I did witness some harassment directed towards Syed because of his Muslim identity. Our project leads were both from Uttar Pradesh just like Syed, and thought of themselves as bhais or some such. They detested Syed talking to me. It was very natural for us to talk and support each other since we were two freshers in a four person project. But the leads viewed any interaction with suspicion and derision.

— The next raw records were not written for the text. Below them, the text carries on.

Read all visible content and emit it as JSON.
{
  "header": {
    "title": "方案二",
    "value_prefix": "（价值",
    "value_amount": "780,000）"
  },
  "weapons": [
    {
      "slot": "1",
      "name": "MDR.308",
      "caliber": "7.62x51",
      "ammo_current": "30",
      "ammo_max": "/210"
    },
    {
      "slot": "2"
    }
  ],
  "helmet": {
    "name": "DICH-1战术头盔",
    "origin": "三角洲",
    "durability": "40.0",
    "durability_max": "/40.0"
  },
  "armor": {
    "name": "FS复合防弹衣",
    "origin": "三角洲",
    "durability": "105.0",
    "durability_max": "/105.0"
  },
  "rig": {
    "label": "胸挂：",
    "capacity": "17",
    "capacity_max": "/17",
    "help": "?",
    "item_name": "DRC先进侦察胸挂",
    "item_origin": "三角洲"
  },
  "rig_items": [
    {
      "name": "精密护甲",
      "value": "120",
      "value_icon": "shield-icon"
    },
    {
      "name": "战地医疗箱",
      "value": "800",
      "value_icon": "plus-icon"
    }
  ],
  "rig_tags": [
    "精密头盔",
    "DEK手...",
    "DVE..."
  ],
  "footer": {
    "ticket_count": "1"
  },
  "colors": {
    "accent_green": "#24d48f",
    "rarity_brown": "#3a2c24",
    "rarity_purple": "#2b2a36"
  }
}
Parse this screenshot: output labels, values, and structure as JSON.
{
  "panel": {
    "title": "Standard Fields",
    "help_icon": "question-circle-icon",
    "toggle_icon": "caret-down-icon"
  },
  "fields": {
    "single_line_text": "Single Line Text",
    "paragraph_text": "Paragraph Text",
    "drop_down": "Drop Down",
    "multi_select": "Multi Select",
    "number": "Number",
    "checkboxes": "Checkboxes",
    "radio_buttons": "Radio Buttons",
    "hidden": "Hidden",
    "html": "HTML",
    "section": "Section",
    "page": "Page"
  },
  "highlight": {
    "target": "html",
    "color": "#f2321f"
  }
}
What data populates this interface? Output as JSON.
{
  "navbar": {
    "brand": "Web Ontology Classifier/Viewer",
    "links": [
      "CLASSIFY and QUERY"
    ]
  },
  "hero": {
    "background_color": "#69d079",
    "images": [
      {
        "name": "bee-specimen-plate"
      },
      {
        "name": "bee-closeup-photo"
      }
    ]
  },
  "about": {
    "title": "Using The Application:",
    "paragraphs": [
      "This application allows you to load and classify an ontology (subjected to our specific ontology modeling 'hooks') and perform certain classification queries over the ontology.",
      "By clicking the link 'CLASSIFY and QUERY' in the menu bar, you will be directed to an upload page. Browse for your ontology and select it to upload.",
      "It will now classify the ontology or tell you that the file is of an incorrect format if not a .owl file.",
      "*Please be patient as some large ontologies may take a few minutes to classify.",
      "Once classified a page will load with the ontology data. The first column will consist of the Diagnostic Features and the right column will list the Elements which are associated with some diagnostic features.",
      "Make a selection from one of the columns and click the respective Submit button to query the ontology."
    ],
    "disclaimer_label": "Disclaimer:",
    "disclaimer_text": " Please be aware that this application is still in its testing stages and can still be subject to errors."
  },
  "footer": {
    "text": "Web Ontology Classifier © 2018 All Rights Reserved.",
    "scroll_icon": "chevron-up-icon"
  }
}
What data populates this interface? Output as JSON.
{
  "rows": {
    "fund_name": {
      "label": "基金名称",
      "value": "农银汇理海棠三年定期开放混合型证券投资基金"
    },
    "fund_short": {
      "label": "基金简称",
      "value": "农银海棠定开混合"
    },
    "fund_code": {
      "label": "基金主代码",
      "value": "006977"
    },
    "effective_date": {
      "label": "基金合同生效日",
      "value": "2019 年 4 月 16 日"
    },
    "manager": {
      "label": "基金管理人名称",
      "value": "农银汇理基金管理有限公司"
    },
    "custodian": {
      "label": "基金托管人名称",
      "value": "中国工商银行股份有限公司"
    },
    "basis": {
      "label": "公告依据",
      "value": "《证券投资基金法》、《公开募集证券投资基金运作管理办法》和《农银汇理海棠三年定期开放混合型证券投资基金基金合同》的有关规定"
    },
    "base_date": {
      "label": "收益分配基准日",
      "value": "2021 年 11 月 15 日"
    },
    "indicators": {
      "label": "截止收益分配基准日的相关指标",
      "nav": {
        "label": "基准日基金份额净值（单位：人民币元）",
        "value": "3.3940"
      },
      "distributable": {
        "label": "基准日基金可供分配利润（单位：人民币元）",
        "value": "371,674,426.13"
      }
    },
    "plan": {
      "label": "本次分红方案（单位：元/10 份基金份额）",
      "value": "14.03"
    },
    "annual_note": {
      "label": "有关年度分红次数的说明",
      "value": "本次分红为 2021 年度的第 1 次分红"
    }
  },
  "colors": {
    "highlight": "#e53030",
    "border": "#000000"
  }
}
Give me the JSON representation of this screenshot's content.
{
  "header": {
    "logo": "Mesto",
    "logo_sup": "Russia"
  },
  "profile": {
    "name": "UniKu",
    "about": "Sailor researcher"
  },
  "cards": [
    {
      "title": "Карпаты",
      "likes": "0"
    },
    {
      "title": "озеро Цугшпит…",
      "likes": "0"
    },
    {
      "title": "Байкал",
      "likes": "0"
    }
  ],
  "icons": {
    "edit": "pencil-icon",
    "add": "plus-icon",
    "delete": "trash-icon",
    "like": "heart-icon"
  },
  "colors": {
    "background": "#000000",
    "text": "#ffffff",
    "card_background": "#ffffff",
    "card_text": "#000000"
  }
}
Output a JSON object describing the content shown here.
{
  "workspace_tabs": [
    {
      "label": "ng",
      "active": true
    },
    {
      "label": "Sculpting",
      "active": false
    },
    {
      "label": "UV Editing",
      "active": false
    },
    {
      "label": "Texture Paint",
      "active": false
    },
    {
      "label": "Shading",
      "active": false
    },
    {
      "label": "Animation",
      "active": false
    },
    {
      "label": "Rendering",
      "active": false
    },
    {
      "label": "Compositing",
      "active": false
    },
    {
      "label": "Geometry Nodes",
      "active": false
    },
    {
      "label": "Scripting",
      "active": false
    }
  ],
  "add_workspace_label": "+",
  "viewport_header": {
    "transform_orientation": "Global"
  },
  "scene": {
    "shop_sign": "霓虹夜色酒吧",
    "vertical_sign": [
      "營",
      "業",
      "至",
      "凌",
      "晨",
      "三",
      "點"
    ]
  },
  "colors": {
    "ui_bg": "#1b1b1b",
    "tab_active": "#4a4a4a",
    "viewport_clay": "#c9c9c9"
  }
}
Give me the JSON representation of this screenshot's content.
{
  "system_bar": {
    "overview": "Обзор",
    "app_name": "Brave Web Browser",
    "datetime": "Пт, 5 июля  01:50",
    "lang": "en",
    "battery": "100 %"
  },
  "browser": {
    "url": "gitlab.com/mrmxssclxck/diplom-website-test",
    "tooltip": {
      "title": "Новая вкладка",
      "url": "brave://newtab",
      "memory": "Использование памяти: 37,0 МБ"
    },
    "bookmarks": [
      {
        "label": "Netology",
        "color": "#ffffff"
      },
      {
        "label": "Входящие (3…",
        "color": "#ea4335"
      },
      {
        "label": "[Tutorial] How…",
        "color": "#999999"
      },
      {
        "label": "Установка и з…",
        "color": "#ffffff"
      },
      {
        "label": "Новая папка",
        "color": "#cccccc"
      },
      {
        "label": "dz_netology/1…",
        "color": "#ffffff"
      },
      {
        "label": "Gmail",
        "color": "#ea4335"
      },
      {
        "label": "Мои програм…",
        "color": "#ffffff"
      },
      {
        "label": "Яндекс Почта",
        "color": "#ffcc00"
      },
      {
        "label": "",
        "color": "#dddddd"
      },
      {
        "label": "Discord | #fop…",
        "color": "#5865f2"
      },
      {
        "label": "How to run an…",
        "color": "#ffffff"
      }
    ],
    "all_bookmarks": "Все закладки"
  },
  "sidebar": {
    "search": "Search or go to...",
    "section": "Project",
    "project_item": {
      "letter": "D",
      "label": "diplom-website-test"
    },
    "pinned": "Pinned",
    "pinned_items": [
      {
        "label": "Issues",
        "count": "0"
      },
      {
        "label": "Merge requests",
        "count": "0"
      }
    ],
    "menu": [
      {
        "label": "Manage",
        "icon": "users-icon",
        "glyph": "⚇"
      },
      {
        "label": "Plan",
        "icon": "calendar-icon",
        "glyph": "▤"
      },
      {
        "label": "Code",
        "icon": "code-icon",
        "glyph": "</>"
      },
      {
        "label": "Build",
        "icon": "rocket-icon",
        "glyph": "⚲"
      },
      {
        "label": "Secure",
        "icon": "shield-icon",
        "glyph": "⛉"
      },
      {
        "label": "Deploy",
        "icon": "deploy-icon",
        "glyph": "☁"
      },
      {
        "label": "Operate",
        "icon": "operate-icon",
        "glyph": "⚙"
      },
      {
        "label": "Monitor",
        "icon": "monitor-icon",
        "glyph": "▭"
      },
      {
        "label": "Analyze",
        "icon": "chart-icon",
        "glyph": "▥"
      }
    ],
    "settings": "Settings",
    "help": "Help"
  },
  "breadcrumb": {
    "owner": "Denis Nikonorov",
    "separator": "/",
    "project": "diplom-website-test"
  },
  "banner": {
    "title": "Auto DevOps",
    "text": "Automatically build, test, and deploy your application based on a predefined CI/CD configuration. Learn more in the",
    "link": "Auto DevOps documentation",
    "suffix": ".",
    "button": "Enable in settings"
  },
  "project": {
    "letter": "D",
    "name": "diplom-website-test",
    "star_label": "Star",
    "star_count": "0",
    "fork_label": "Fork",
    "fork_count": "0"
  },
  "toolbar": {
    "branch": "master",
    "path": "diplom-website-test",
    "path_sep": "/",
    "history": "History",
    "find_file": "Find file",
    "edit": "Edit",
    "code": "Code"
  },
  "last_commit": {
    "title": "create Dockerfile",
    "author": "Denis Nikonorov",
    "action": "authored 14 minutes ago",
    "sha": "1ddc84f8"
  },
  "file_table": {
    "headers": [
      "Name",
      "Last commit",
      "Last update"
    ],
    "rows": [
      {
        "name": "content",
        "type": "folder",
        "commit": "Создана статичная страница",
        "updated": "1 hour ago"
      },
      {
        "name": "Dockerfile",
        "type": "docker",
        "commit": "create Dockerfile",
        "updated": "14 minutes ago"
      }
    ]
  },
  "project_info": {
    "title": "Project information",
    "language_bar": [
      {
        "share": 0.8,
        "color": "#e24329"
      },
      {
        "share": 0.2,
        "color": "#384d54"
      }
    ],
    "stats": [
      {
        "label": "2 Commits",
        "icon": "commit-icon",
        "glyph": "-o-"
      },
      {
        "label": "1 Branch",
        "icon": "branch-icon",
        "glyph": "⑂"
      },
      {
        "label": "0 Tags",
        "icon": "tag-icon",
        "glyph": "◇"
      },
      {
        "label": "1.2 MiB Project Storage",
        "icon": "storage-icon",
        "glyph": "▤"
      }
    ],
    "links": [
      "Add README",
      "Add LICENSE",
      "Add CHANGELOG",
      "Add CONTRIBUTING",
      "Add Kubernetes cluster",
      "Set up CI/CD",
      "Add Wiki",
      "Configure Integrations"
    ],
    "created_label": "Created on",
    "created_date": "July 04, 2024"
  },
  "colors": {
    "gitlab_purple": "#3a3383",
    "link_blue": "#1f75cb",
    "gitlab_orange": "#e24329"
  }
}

Once they cornered him while we were chatting in a lunch break and told him, “Love jihad karoge? Tumhe pata hai na tum jaiso ke sath UP main kya karte hain?”. They gave each other a mischievous smile as they said this. It was so ridiculous that I laughed nervously. Syed wasn’t laughing. I don’t remember him saying anything. He just waited for the moment to pass. He was very patient and didn’t let such jeers bother him. He made a lot of progress in our field. (I detested this casual misogyny and bigotry and also our manager who had enabled such behaviour. I left the client soon after.)
Looking back, I think Syed handled all these incidents with such calm because he may have experienced such sneers before in his life and had made peace with it. Or maybe he was just zen – able to shut out the noise, put his mind to work and do what was needed!
Becoming friends with Syed is the one major event that made me step out of my bubble. Even before meeting Syed, I wasn’t a bigot. I was curious about what lay beyond my horizons. I had misconceptions but when shown the right path, I was happy to give them up.
These days, among my relatives, I observe so much polarisation. I see, “They have multiple wives. They produce children like rabbits. They are going to overtake Hindus in population” bandied about carelessly. You would think it would be difficult to radicalize well-to-do Hindus in a milieu without any Muslims around, but it seems to have happened overnight. Once, when I confronted a relative about his Islamophobic musings at a wedding, he straight up told me, “Your name should be changed to Fatima and you should be sent to Pakistan.” When I protested to what he said as being unacceptable, he said he was only joking. (“I was just joking” is the most pervasive gaslighting that I have heard being used to mitigate all kinds of faux pas.)
A cousin told me, “Our country is called Hindustan and it is meant for Hindus”. That took me aback. In getting the etymology wrong, he displayed the ignorance and naivete exploited by nefarious elements to spread hatred and dangerous ideas.
There is a definite hardening of tone that I have noticed since last year. The challenge is in fighting propaganda with compassion and emphasizing the humanity of people before their religion. The Buddhists say, “All beings are same because we all want happiness and do not want suffering”. That could be our guiding talisman as we navigate the world of incendiary whatsapp forwards and hate speeches.